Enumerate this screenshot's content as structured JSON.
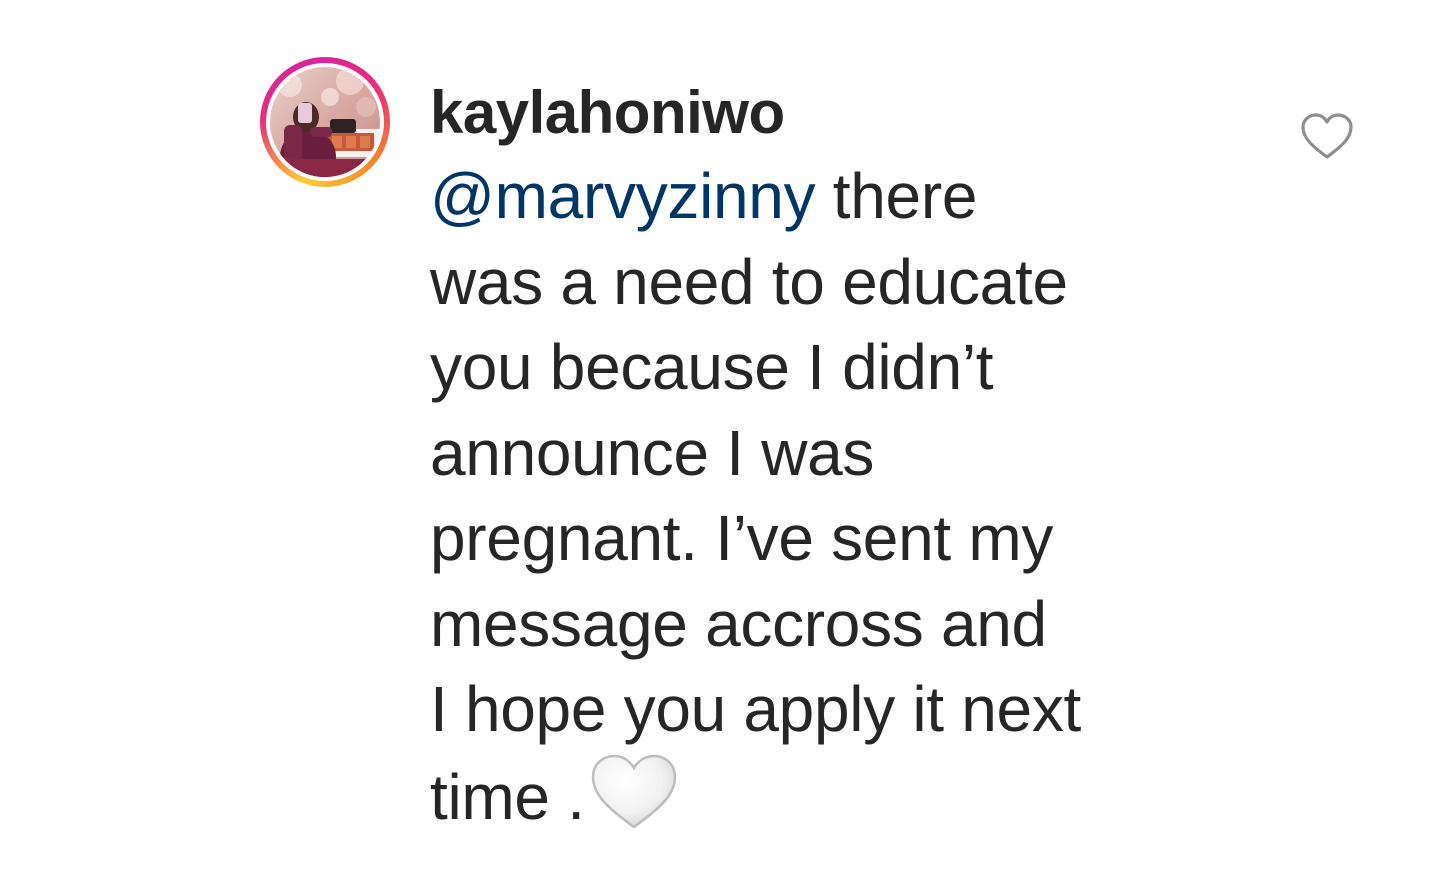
{
  "comment": {
    "username": "kaylahoniwo",
    "mention": "@marvyzinny",
    "lines": [
      " there",
      "was a need to educate",
      "you because I didn’t",
      "announce I was",
      "pregnant. I’ve sent my",
      "message accross and",
      "I hope you apply it next",
      "time ."
    ],
    "emoji": "white-heart",
    "like_icon": "heart-outline-icon"
  },
  "colors": {
    "text": "#262626",
    "mention": "#003569",
    "icon_stroke": "#8e8e8e"
  }
}
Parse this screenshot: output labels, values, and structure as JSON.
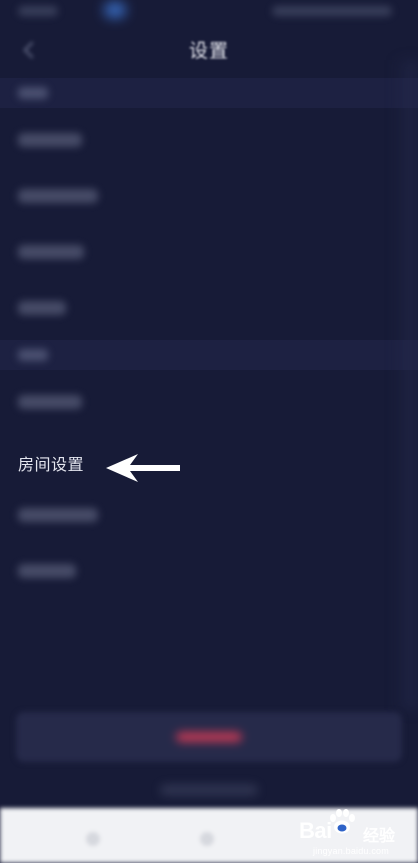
{
  "header": {
    "title": "设置"
  },
  "main": {
    "highlighted_item": {
      "label": "房间设置"
    }
  },
  "watermark": {
    "brand": "Bai",
    "brand_cn": "经验",
    "url": "jingyan.baidu.com"
  },
  "colors": {
    "background": "#171b37",
    "section_band": "#1d2142",
    "accent_red": "#c23a55",
    "nav_bar": "#f1f2f5"
  }
}
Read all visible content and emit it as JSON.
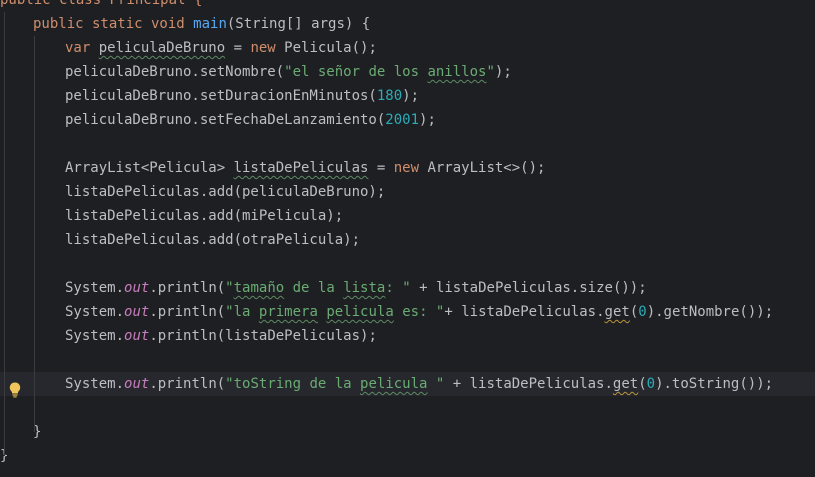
{
  "editor": {
    "lines": [
      {
        "indent": 0,
        "tokens": [
          {
            "t": "public class Principal {",
            "c": "kw-mixed"
          }
        ]
      },
      {
        "indent": 1,
        "tokens": [
          {
            "t": "public static void ",
            "c": "kw"
          },
          {
            "t": "main",
            "c": "fn"
          },
          {
            "t": "(String[] args) {",
            "c": ""
          }
        ]
      },
      {
        "indent": 2,
        "tokens": [
          {
            "t": "var ",
            "c": "kw"
          },
          {
            "t": "peliculaDeBruno",
            "c": "wavy"
          },
          {
            "t": " = ",
            "c": ""
          },
          {
            "t": "new ",
            "c": "kw"
          },
          {
            "t": "Pelicula();",
            "c": ""
          }
        ]
      },
      {
        "indent": 2,
        "tokens": [
          {
            "t": "peliculaDeBruno.setNombre(",
            "c": ""
          },
          {
            "t": "\"el señor de los ",
            "c": "str"
          },
          {
            "t": "anillos",
            "c": "str wavy"
          },
          {
            "t": "\"",
            "c": "str"
          },
          {
            "t": ");",
            "c": ""
          }
        ]
      },
      {
        "indent": 2,
        "tokens": [
          {
            "t": "peliculaDeBruno.setDuracionEnMinutos(",
            "c": ""
          },
          {
            "t": "180",
            "c": "num"
          },
          {
            "t": ");",
            "c": ""
          }
        ]
      },
      {
        "indent": 2,
        "tokens": [
          {
            "t": "peliculaDeBruno.setFechaDeLanzamiento(",
            "c": ""
          },
          {
            "t": "2001",
            "c": "num"
          },
          {
            "t": ");",
            "c": ""
          }
        ]
      },
      {
        "indent": 2,
        "tokens": []
      },
      {
        "indent": 2,
        "tokens": [
          {
            "t": "ArrayList<Pelicula> ",
            "c": ""
          },
          {
            "t": "listaDePeliculas",
            "c": "wavy"
          },
          {
            "t": " = ",
            "c": ""
          },
          {
            "t": "new ",
            "c": "kw"
          },
          {
            "t": "ArrayList<>();",
            "c": ""
          }
        ]
      },
      {
        "indent": 2,
        "tokens": [
          {
            "t": "listaDePeliculas.add(peliculaDeBruno);",
            "c": ""
          }
        ]
      },
      {
        "indent": 2,
        "tokens": [
          {
            "t": "listaDePeliculas.add(miPelicula);",
            "c": ""
          }
        ]
      },
      {
        "indent": 2,
        "tokens": [
          {
            "t": "listaDePeliculas.add(otraPelicula);",
            "c": ""
          }
        ]
      },
      {
        "indent": 2,
        "tokens": []
      },
      {
        "indent": 2,
        "tokens": [
          {
            "t": "System.",
            "c": ""
          },
          {
            "t": "out",
            "c": "fld"
          },
          {
            "t": ".println(",
            "c": ""
          },
          {
            "t": "\"",
            "c": "str"
          },
          {
            "t": "tamaño",
            "c": "str wavy"
          },
          {
            "t": " de la ",
            "c": "str"
          },
          {
            "t": "lista",
            "c": "str wavy"
          },
          {
            "t": ": \"",
            "c": "str"
          },
          {
            "t": " + listaDePeliculas.size());",
            "c": ""
          }
        ]
      },
      {
        "indent": 2,
        "tokens": [
          {
            "t": "System.",
            "c": ""
          },
          {
            "t": "out",
            "c": "fld"
          },
          {
            "t": ".println(",
            "c": ""
          },
          {
            "t": "\"la ",
            "c": "str"
          },
          {
            "t": "primera",
            "c": "str wavy"
          },
          {
            "t": " ",
            "c": "str"
          },
          {
            "t": "pelicula",
            "c": "str wavy"
          },
          {
            "t": " es: \"",
            "c": "str"
          },
          {
            "t": "+ listaDePeliculas.",
            "c": ""
          },
          {
            "t": "get",
            "c": "wavy-warn"
          },
          {
            "t": "(",
            "c": ""
          },
          {
            "t": "0",
            "c": "num"
          },
          {
            "t": ").getNombre());",
            "c": ""
          }
        ]
      },
      {
        "indent": 2,
        "tokens": [
          {
            "t": "System.",
            "c": ""
          },
          {
            "t": "out",
            "c": "fld"
          },
          {
            "t": ".println(listaDePeliculas);",
            "c": ""
          }
        ]
      },
      {
        "indent": 2,
        "tokens": []
      },
      {
        "indent": 2,
        "current": true,
        "tokens": [
          {
            "t": "System.",
            "c": ""
          },
          {
            "t": "out",
            "c": "fld"
          },
          {
            "t": ".println(",
            "c": ""
          },
          {
            "t": "\"toString de la ",
            "c": "str"
          },
          {
            "t": "pelicula",
            "c": "str wavy"
          },
          {
            "t": " \"",
            "c": "str"
          },
          {
            "t": " + listaDePeliculas.",
            "c": ""
          },
          {
            "t": "get",
            "c": "wavy-warn"
          },
          {
            "t": "(",
            "c": ""
          },
          {
            "t": "0",
            "c": "num"
          },
          {
            "t": ").toString());",
            "c": ""
          }
        ]
      },
      {
        "indent": 2,
        "tokens": []
      },
      {
        "indent": 1,
        "tokens": [
          {
            "t": "}",
            "c": ""
          }
        ]
      },
      {
        "indent": 0,
        "tokens": [
          {
            "t": "}",
            "c": ""
          }
        ]
      }
    ],
    "gutter_icon": "lightbulb-icon"
  }
}
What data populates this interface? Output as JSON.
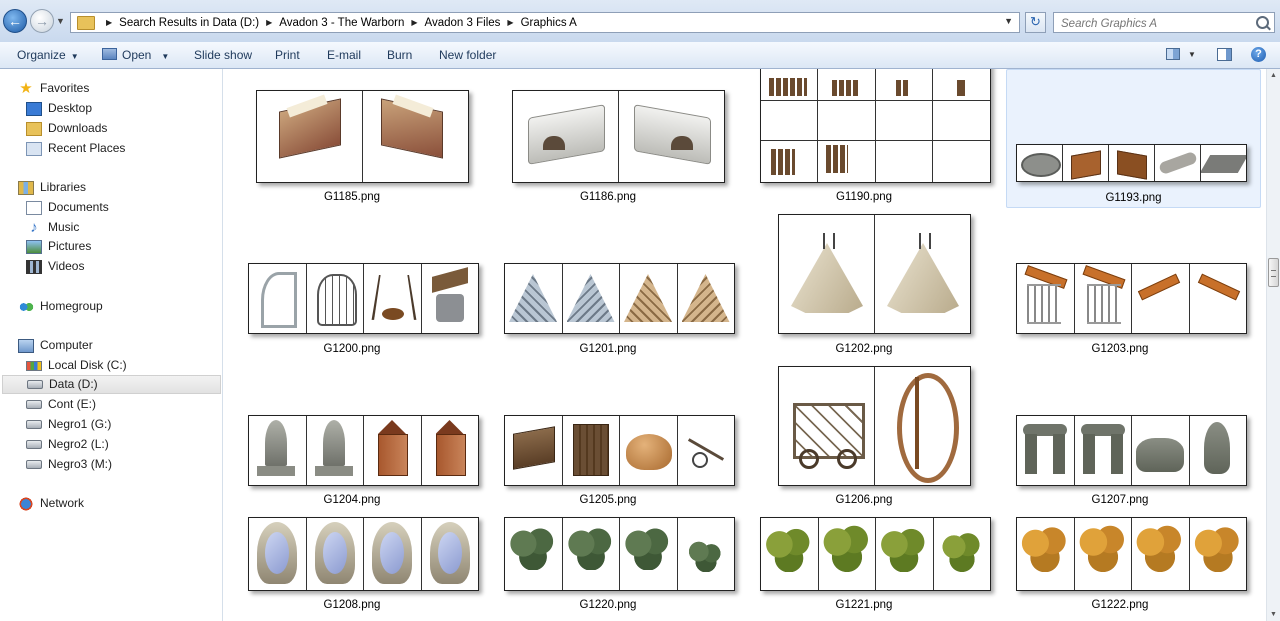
{
  "nav": {
    "back_icon": "back-arrow-icon",
    "forward_icon": "forward-arrow-icon"
  },
  "address": {
    "breadcrumbs": [
      "Search Results in Data (D:)",
      "Avadon 3 - The Warborn",
      "Avadon 3 Files",
      "Graphics A"
    ],
    "refresh_icon": "refresh-icon"
  },
  "search": {
    "placeholder": "Search Graphics A"
  },
  "toolbar": {
    "organize": "Organize",
    "open": "Open",
    "slideshow": "Slide show",
    "print": "Print",
    "email": "E-mail",
    "burn": "Burn",
    "new_folder": "New folder",
    "help": "?"
  },
  "sidebar": {
    "favorites": "Favorites",
    "desktop": "Desktop",
    "downloads": "Downloads",
    "recent_places": "Recent Places",
    "libraries": "Libraries",
    "documents": "Documents",
    "music": "Music",
    "pictures": "Pictures",
    "videos": "Videos",
    "homegroup": "Homegroup",
    "computer": "Computer",
    "local_disk_c": "Local Disk (C:)",
    "data_d": "Data (D:)",
    "cont_e": "Cont (E:)",
    "negro1_g": "Negro1 (G:)",
    "negro2_l": "Negro2 (L:)",
    "negro3_m": "Negro3 (M:)",
    "network": "Network"
  },
  "files": [
    {
      "name": "G1185.png",
      "preview": "sprite-sheet: ornate wooden table with scroll, 2 frames"
    },
    {
      "name": "G1186.png",
      "preview": "sprite-sheet: stone oven, 2 frames"
    },
    {
      "name": "G1190.png",
      "preview": "sprite-sheet: wooden palisade stakes, grid"
    },
    {
      "name": "G1193.png",
      "preview": "sprite-sheet: stone trough, crates, log, slab, 5 frames"
    },
    {
      "name": "G1200.png",
      "preview": "sprite-sheet: spiral stair, cage, tripod cauldron, well, 4 frames"
    },
    {
      "name": "G1201.png",
      "preview": "sprite-sheet: stone and wooden ramps, 4 frames"
    },
    {
      "name": "G1202.png",
      "preview": "sprite-sheet: hide tent, 2 frames"
    },
    {
      "name": "G1203.png",
      "preview": "sprite-sheet: wooden beams and railings, 4 frames"
    },
    {
      "name": "G1204.png",
      "preview": "sprite-sheet: stone statues and brick shrines, 4 frames"
    },
    {
      "name": "G1205.png",
      "preview": "sprite-sheet: wooden hut, outhouse, haystack, wheelbarrow, 4 frames"
    },
    {
      "name": "G1206.png",
      "preview": "sprite-sheet: catapult and spiral staircase, 2 frames"
    },
    {
      "name": "G1207.png",
      "preview": "sprite-sheet: standing stones, 4 frames"
    },
    {
      "name": "G1208.png",
      "preview": "sprite-sheet: stone portal mirror, 4 frames"
    },
    {
      "name": "G1220.png",
      "preview": "sprite-sheet: dark green shrubs, 4 frames"
    },
    {
      "name": "G1221.png",
      "preview": "sprite-sheet: green trees, 4 frames"
    },
    {
      "name": "G1222.png",
      "preview": "sprite-sheet: autumn trees, 4 frames"
    }
  ],
  "colors": {
    "wood": "#8a5a3a",
    "stone": "#b9b6ad",
    "selection": "#eaf2fd",
    "accent": "#1c5aa6"
  }
}
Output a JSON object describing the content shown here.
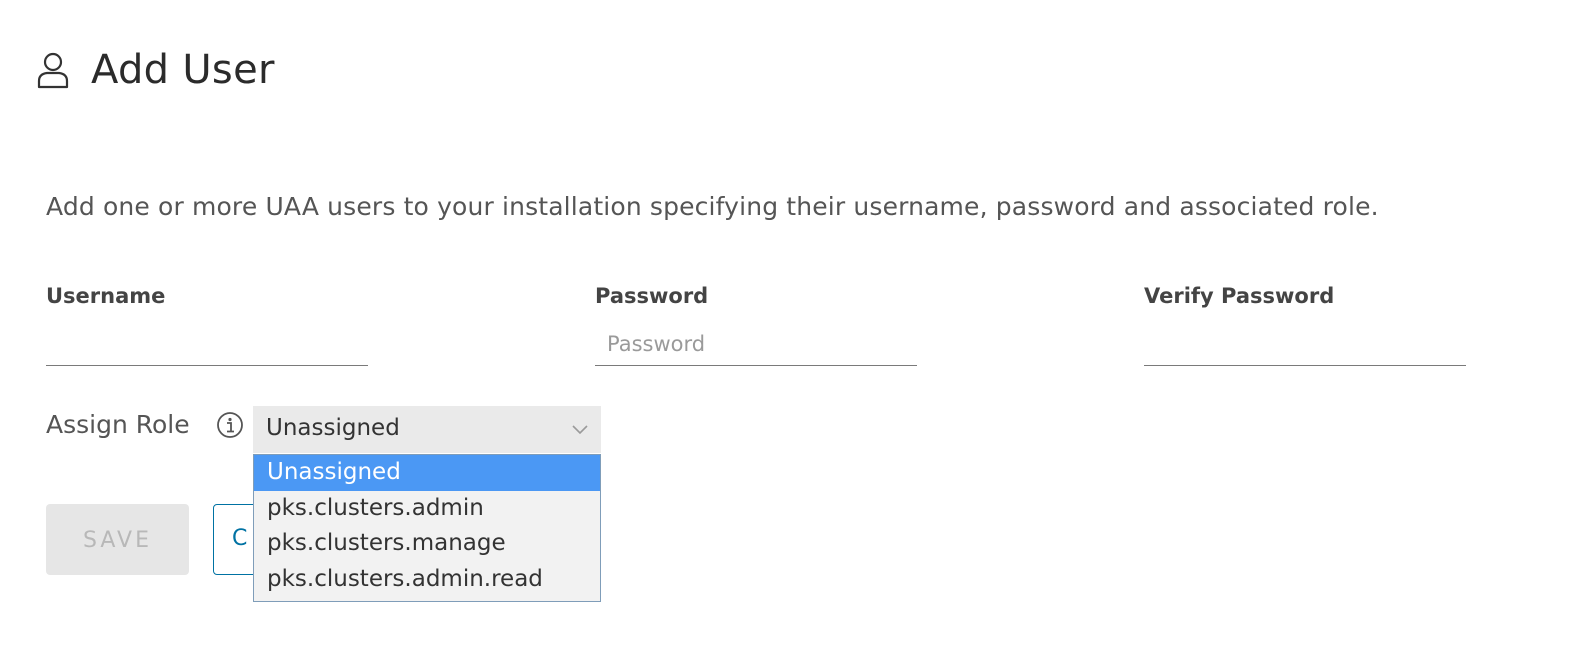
{
  "header": {
    "icon": "user-icon",
    "title": "Add User"
  },
  "description": "Add one or more UAA users to your installation specifying their username, password and associated role.",
  "form": {
    "username": {
      "label": "Username",
      "value": "",
      "placeholder": ""
    },
    "password": {
      "label": "Password",
      "value": "",
      "placeholder": "Password"
    },
    "verify_password": {
      "label": "Verify Password",
      "value": "",
      "placeholder": ""
    },
    "role": {
      "label": "Assign Role",
      "info_icon": "info-icon",
      "selected": "Unassigned",
      "options": [
        "Unassigned",
        "pks.clusters.admin",
        "pks.clusters.manage",
        "pks.clusters.admin.read"
      ],
      "highlighted_option": "Unassigned"
    }
  },
  "actions": {
    "save_label": "SAVE",
    "cancel_label": "C"
  },
  "colors": {
    "accent": "#0072a3",
    "option_highlight": "#4b98f4",
    "select_bg": "#eaeaea",
    "save_bg": "#e6e6e6"
  }
}
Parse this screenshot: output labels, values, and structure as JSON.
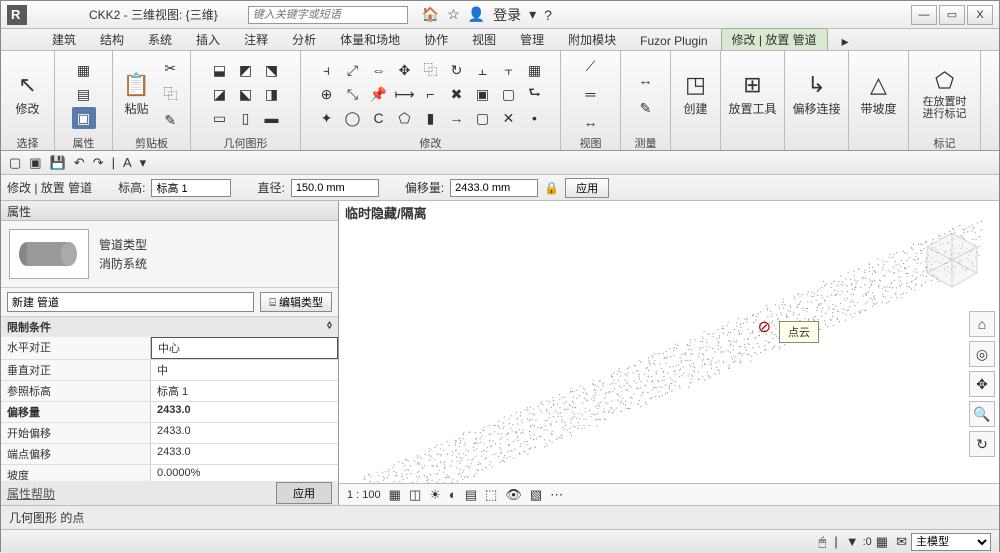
{
  "titlebar": {
    "title": "CKK2 - 三维视图: {三维}",
    "search_placeholder": "键入关键字或短语",
    "login_label": "登录"
  },
  "win": {
    "min": "—",
    "max": "▭",
    "close": "X"
  },
  "tabs": {
    "items": [
      "建筑",
      "结构",
      "系统",
      "插入",
      "注释",
      "分析",
      "体量和场地",
      "协作",
      "视图",
      "管理",
      "附加模块",
      "Fuzor Plugin"
    ],
    "active": "修改 | 放置 管道",
    "video_icon": "▸"
  },
  "ribbon": {
    "select": {
      "label": "选择",
      "modify": "修改"
    },
    "props": {
      "label": "属性"
    },
    "clip": {
      "label": "剪贴板",
      "paste": "粘贴"
    },
    "geom": {
      "label": "几何图形"
    },
    "modify": {
      "label": "修改"
    },
    "view": {
      "label": "视图"
    },
    "measure": {
      "label": "测量"
    },
    "create": {
      "label": "",
      "btn": "创建"
    },
    "place": {
      "label": "",
      "btn": "放置工具"
    },
    "offset": {
      "label": "",
      "btn": "偏移连接"
    },
    "slope": {
      "label": "",
      "btn": "带坡度"
    },
    "tag": {
      "label": "标记",
      "btn": "在放置时\n进行标记"
    }
  },
  "options": {
    "context": "修改 | 放置 管道",
    "level_label": "标高:",
    "level_value": "标高 1",
    "dia_label": "直径:",
    "dia_value": "150.0 mm",
    "offset_label": "偏移量:",
    "offset_value": "2433.0 mm",
    "apply": "应用"
  },
  "props": {
    "title": "属性",
    "type_cat": "管道类型",
    "type_name": "消防系统",
    "instance": "新建 管道",
    "edit_type": "⌸ 编辑类型",
    "cat": "限制条件",
    "rows": [
      {
        "k": "水平对正",
        "v": "中心",
        "boxed": true
      },
      {
        "k": "垂直对正",
        "v": "中"
      },
      {
        "k": "参照标高",
        "v": "标高 1"
      },
      {
        "k": "偏移量",
        "v": "2433.0",
        "bold": true
      },
      {
        "k": "开始偏移",
        "v": "2433.0"
      },
      {
        "k": "端点偏移",
        "v": "2433.0"
      },
      {
        "k": "坡度",
        "v": "0.0000%"
      }
    ],
    "help": "属性帮助",
    "apply": "应用"
  },
  "viewport": {
    "title": "临时隐藏/隔离",
    "tooltip": "点云",
    "scale": "1 : 100"
  },
  "status": {
    "geom": "几何图形 的点",
    "zero": ":0",
    "model": "主模型"
  }
}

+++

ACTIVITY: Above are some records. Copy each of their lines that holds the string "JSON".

THE COMPLETED TASK:
Enumerate this screenshot's content as structured JSON.
Parse this screenshot: output labels, values, and structure as JSON.
Read all visible content and emit it as JSON.
What data populates this interface? Output as JSON.
Output a JSON object describing the content shown here.
Parse this screenshot: output labels, values, and structure as JSON.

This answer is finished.